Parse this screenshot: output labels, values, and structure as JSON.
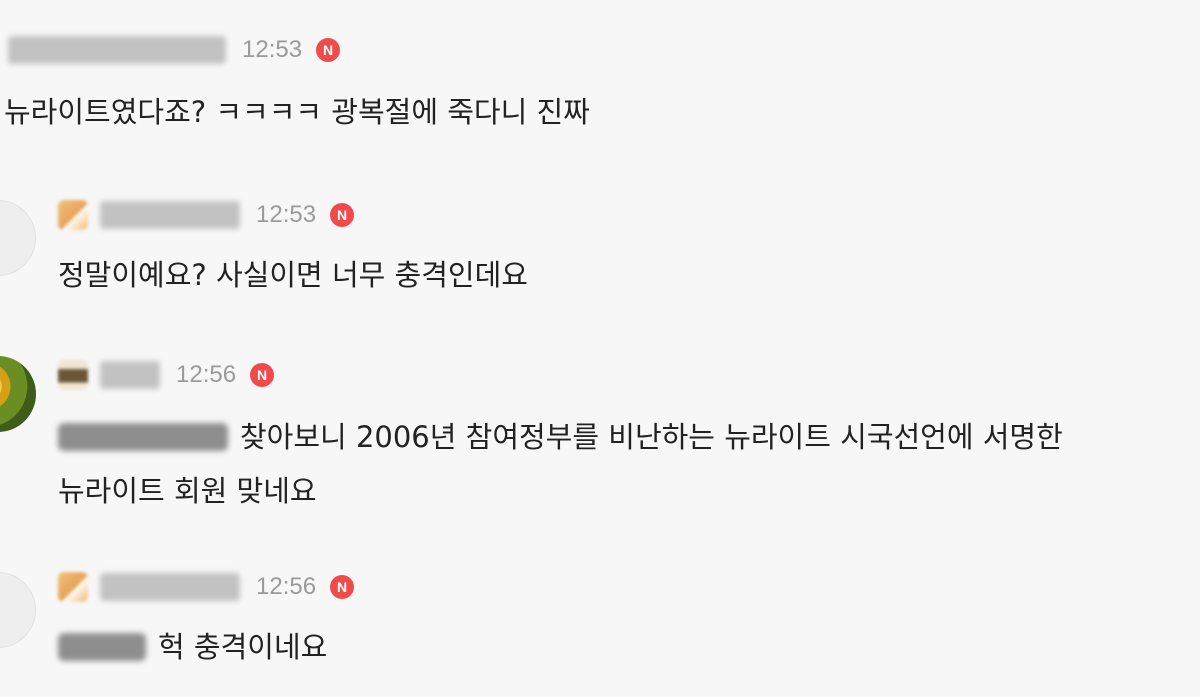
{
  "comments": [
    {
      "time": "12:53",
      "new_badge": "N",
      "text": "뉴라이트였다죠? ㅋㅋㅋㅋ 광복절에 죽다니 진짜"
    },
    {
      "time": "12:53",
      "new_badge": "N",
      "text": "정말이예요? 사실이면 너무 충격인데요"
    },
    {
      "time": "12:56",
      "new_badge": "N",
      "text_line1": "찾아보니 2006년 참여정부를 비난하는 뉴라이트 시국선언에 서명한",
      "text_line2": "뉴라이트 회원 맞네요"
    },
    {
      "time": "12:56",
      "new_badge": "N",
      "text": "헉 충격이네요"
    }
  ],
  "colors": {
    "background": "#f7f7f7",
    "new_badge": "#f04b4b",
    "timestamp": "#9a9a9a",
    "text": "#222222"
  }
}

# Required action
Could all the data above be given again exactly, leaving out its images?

# Answer to this task
Parse this screenshot: output labels, values, and structure as JSON.
{
  "comments": [
    {
      "time": "12:53",
      "new_badge": "N",
      "text": "뉴라이트였다죠? ㅋㅋㅋㅋ 광복절에 죽다니 진짜"
    },
    {
      "time": "12:53",
      "new_badge": "N",
      "text": "정말이예요? 사실이면 너무 충격인데요"
    },
    {
      "time": "12:56",
      "new_badge": "N",
      "text_line1": "찾아보니 2006년 참여정부를 비난하는 뉴라이트 시국선언에 서명한",
      "text_line2": "뉴라이트 회원 맞네요"
    },
    {
      "time": "12:56",
      "new_badge": "N",
      "text": "헉 충격이네요"
    }
  ],
  "colors": {
    "background": "#f7f7f7",
    "new_badge": "#f04b4b",
    "timestamp": "#9a9a9a",
    "text": "#222222"
  }
}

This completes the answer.